Zevach Pesach. With commentary by Isaac Abrabanel.

<<FIRST EDITION.>> Initial text page with a poem by the Author’s eldest son, philosopher Judah Abrabanel (Leone Ebreo) enclosed by a metalcut, white-on-black historiated border of animals designed by the Marrano, Alfonso de Cordoba. ff. (40). Stained in places, expert marginal repairs. Modern gilt-tooled emerald crushed morocco. Sm. folio. Yudlov, Hagadah 5; Yaari, Hagadah 3; Vinograd, Const. 3.

Constantinople: David & Samuel ibn Nahmias 1505

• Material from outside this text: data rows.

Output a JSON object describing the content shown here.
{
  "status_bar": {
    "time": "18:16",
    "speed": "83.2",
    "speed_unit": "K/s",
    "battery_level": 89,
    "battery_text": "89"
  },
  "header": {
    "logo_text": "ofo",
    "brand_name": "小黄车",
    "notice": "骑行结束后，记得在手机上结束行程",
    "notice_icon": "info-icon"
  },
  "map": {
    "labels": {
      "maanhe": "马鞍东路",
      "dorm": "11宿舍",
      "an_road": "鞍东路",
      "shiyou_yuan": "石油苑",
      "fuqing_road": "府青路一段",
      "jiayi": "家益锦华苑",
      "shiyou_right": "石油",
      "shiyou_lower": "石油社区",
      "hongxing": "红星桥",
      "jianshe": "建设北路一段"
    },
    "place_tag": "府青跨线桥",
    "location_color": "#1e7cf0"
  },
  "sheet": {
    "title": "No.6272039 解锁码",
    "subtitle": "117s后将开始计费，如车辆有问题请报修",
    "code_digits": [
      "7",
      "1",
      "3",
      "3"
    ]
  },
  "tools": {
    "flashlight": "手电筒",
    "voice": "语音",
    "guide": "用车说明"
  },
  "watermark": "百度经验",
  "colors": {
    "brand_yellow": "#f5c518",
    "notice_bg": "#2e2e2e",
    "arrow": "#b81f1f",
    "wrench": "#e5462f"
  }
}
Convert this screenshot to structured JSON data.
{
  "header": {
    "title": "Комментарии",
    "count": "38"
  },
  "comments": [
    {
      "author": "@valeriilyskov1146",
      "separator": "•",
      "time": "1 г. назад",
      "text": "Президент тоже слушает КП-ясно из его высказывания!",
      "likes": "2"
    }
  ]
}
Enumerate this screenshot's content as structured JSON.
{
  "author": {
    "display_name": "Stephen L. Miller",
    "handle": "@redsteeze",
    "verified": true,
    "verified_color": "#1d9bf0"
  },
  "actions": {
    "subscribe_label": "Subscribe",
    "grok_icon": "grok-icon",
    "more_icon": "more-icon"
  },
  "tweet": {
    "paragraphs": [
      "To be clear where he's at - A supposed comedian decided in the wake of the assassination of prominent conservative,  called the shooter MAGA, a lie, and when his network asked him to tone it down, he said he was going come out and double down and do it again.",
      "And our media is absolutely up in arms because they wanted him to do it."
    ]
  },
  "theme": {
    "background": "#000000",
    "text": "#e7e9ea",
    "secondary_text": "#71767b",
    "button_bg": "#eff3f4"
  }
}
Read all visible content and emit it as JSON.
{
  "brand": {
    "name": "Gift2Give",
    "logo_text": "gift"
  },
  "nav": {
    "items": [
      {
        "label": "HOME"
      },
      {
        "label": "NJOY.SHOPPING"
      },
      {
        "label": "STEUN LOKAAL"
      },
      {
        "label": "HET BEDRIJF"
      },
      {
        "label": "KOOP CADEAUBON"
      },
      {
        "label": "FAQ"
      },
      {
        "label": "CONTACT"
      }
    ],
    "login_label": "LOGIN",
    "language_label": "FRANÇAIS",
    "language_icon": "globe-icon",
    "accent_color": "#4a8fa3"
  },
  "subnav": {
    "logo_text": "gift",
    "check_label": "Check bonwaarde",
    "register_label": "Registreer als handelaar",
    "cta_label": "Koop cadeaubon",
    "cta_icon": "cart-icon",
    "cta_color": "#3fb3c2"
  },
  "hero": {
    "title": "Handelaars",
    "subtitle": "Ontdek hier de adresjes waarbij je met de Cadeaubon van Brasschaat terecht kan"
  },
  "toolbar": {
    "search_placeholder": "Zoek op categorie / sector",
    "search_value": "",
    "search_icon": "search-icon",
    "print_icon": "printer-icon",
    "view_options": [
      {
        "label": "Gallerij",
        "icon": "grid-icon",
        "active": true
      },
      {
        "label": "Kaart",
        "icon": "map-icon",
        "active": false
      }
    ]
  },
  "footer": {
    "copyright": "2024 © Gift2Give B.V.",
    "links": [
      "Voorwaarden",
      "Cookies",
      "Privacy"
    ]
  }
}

Est: $10,000 - $15,000
<<“The First Edition of the Hagadah to be Published With a commentary of Any Kind”>> Yerushalmi 5. Don Isaac Abrabanel (1437-1508) was the former treasurer to King Alfonso V of Portugal, later he served King Ferdinand and Queen Isabella of Spain, and lastly King Ferrante I and his son Alfonso II of Naples. Abrabanel was well known for the anti-monarchist sentiment voiced in his commentary to the Bible, where he downplayed the commandment of the Torah to appoint a king. This is to be expected when one considers Abrabanel's bitter experience, especially with João II of Portugal, during whose reign the former treasurer was sentenced to death in absentia. However, in the commentary to the Passover Hagadah, Don Isaac actually points out the nobility of character of the king as opposed to the whimsical nature of the common Egyptian. Witness the following statement: “The service of the king (Pharaoh) was orderly and just, for 'a king establishes the land through justice' (Proverbs 29:4) whereas regarding the common folk, each pressed Jews into his private service [resulting in] truly hard, backbreaking labor” (f. 20v). Evidently Abrabanel's sanguine experience with the benevolent rulers of Naples softened his stance on the monarchy. According to the colophon the author completed his commentary to the Hagadah in the city of Monopoli (Apulia), Italy, on the Eve of Passover in the year 1496.